Assignment:
All of the entries below are to be repeated word for word.

Records from a data source:
Start of Block
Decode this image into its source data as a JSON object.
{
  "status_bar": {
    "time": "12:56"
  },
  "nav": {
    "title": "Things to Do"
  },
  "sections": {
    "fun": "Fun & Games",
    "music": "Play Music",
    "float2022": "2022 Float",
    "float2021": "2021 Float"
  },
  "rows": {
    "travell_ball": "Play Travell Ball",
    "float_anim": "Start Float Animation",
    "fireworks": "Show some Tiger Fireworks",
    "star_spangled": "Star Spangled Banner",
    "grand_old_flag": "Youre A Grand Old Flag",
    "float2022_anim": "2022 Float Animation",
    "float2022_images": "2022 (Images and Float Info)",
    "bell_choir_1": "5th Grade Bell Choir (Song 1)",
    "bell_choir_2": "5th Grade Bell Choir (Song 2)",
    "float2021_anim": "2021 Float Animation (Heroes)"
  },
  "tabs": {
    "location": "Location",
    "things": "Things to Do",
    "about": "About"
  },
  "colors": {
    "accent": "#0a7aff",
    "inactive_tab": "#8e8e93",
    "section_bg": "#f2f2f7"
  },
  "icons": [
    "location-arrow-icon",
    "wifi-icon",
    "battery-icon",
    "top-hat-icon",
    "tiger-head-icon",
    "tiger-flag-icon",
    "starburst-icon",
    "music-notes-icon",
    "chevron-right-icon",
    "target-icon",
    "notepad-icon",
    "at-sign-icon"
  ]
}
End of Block
Answer space:
Decode this image into its source data as a JSON object.
{
  "status_bar": {
    "time": "12:56"
  },
  "nav": {
    "title": "Things to Do"
  },
  "sections": {
    "fun": "Fun & Games",
    "music": "Play Music",
    "float2022": "2022 Float",
    "float2021": "2021 Float"
  },
  "rows": {
    "travell_ball": "Play Travell Ball",
    "float_anim": "Start Float Animation",
    "fireworks": "Show some Tiger Fireworks",
    "star_spangled": "Star Spangled Banner",
    "grand_old_flag": "Youre A Grand Old Flag",
    "float2022_anim": "2022 Float Animation",
    "float2022_images": "2022 (Images and Float Info)",
    "bell_choir_1": "5th Grade Bell Choir (Song 1)",
    "bell_choir_2": "5th Grade Bell Choir (Song 2)",
    "float2021_anim": "2021 Float Animation (Heroes)"
  },
  "tabs": {
    "location": "Location",
    "things": "Things to Do",
    "about": "About"
  },
  "colors": {
    "accent": "#0a7aff",
    "inactive_tab": "#8e8e93",
    "section_bg": "#f2f2f7"
  },
  "icons": [
    "location-arrow-icon",
    "wifi-icon",
    "battery-icon",
    "top-hat-icon",
    "tiger-head-icon",
    "tiger-flag-icon",
    "starburst-icon",
    "music-notes-icon",
    "chevron-right-icon",
    "target-icon",
    "notepad-icon",
    "at-sign-icon"
  ]
}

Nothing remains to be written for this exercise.